Most people have that one relative who—over years of handling secret family recipes, or just because they were born possessing the chops of a marquee chef—has inner-family cheerleading squads proclaiming them the best cook. And often, the cheerleaders aren’t wrong.
The problem is that making the leap from amateur to working pro is a daunting process to endure to the end. Some don’t even get that far, give up, and cite the uncertain steps ahead as the main factor derailing a delicious train before it even leaves the oven.
So Stock Pot Malden, a new culinary incubator that opened in early September, is here to help sweat the small stuff. Co-founder Emily Gouillart says the choice to plant roots in Malden came from the sheer spread of ethnic diversity there.

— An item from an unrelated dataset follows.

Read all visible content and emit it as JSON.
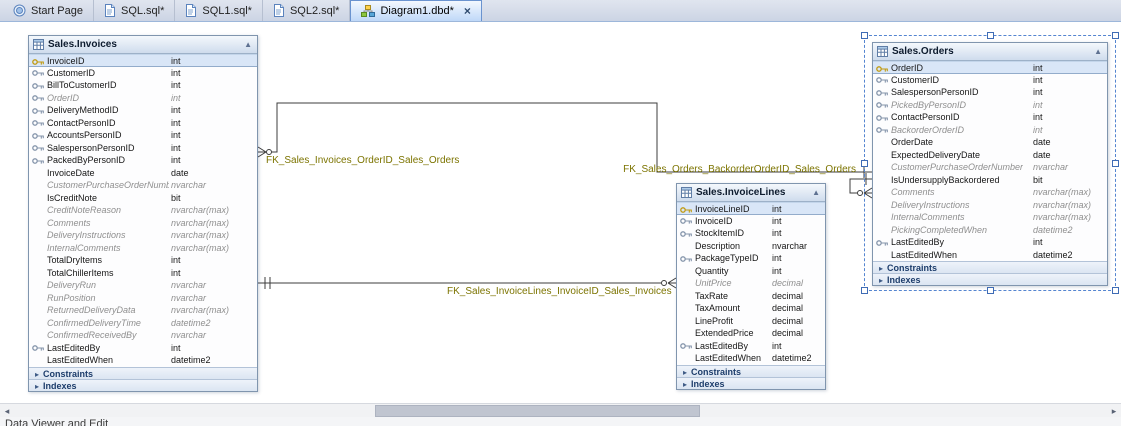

“It’s like a micro-United Nations,” she says. “Walking down the street you’ll hear Arabic, African, Ethiopian dialects, and so on. A lot of the women in these cultures are not entrepreneurs, but housewives with food that would make for amazing culinary projects. We want to grow culinary entrepreneurs and especially [empower] females, who are underrepresented in the industry.”
By giving access to a giant commercial kitchen, and other Stock Pot resources—be it the executive chef for recipe feedback, education on marketing, bookkeeping help, even explaining the difference between “hawkers” and “peddlers” as far as the exhaustive permitting process is concerned (something Gouillart, a former DC congressional wonk, is well-suited to help people demystify)—Stock Pot has already won fans, and amassed over a dozen projects. Some are existing businesses they provide support to, while many others are those just getting off the ground, like the new Vietnamese street-eats food truck Saigon Alley (see: sidebar). Promising ideas also become contenders for future investment, as the team becomes an equity shareholder of select projects, supporting them until ownership switches over after a new business (catering, food truck, packaged food) has been “incubated.”
The whole endeavor is the brainchild of Gouillart and some retired finance types who for years wanted to form a company designed to achieve public and social missions through a for-profit business model. One focused on empowering small, multicultural, and female-owned businesses at the local level as an engine for economic growth.
“Let’s say you’re a Haitian immigrant woman in Boston with imperfect English, or an Afghan refugee with killer dumplings,” says Gouillart. “You have a hard time getting information or even learning what what kind of food business you want [to start]. We help anyone with talent, [as] you don’t have to be an immigrant or nervous woman to get confused by [local] regulatory systems.”
STOCK POT MALDEN. 342 PEARL ST., MALDEN. 781-605-1426.